Bob Stewart is a talented singer, a throwback to such crooners of the '40s and '50s as Dick Haymes, Buddy Clark, the Eberle (Eberly) brothers and their musical cousins. The voice is clear and pleasant, midway between tenor and baritone, the lyric interpretation forthright and unvarnished. The liner notes say Stewart has been compared to Sinatra and Tormé, but that may be stretching things a bit. He's closer to Vic Damone, but even here the gulf between them is wide. Still, Stewart has his own winning way with a song, and it's no surprise that he has returned to his first love after abandoning the music business several decades ago to make a living.
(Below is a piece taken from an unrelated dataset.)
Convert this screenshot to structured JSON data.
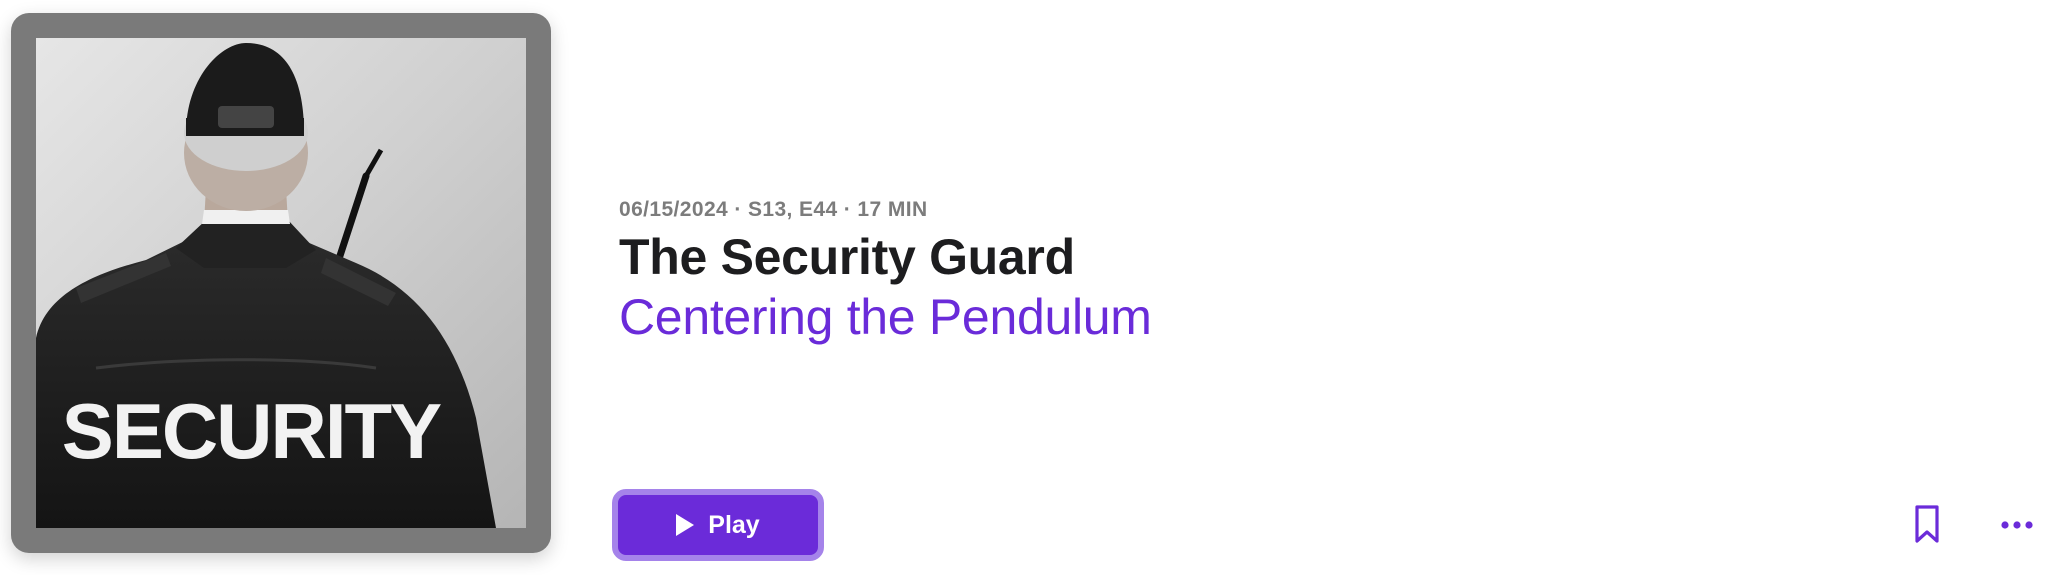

On this fourth album since his return, Stewart scans a number of pages from the Great American Songbook and detours halfway through the performance to reprise half a dozen charming themes by Brazilian composer Antonio Carlos Jobim. He's accompanied on all but three selections by the nondescript Hollywood Sound Stage Orchestra whose drab arrangements make Mantovani or the 101 Strings sound electrifying. Pianist Ray Cohen fares better on "Imagination" and "Last Night When We Were Young," as does the Todd Firth Trio on "Forget the Woman." Too bad they couldn't have backed Stewart on every number. As you may have guessed by now, Stewart isn't a Jazz singer, nor does he pretend to be. He sings Love Songs
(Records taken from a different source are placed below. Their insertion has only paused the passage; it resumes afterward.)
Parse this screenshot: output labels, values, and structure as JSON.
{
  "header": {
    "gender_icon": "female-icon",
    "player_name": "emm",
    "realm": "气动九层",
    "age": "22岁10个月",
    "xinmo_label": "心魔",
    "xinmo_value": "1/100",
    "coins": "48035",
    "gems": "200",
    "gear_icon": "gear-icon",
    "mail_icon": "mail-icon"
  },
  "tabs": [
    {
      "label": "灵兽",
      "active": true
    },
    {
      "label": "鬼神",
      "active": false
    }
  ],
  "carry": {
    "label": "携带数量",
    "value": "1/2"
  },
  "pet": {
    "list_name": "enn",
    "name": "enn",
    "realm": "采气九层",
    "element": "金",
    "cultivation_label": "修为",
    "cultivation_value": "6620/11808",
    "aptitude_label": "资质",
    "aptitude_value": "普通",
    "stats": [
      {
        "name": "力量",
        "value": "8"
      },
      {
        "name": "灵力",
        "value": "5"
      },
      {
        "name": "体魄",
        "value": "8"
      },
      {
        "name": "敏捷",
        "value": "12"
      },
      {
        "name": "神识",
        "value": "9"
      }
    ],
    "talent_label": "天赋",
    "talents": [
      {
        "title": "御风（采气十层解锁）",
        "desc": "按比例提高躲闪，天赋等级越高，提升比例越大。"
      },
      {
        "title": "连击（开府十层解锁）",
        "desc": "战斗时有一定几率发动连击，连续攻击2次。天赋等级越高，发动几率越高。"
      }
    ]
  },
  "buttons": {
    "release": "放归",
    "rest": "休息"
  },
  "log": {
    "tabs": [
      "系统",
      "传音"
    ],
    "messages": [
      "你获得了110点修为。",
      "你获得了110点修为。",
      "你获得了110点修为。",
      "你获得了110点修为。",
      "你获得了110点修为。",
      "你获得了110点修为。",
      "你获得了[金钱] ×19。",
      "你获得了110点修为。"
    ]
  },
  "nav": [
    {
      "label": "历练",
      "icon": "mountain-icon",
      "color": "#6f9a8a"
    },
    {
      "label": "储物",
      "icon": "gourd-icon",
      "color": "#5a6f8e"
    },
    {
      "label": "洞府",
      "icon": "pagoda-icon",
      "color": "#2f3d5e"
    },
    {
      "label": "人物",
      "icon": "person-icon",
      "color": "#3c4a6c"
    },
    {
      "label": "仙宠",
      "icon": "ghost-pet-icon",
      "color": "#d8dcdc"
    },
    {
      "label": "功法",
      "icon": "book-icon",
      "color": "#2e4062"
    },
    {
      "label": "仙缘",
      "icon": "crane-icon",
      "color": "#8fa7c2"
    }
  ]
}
his way, which is low-key but likable.
Contact: VWC Records, 800-468-9378. Web site, www.vwcrecords.com; e-mail firstname.lastname@example.org. Also available from www.amazon.com, or by phoning / faxing 800-468-9378 or 914-654-0213.
Personnel: Bob Stewart, vocals, with the Hollywood Stage Orchestra, Ray Cohen (13, 17), the Tedd Firth Trio (16).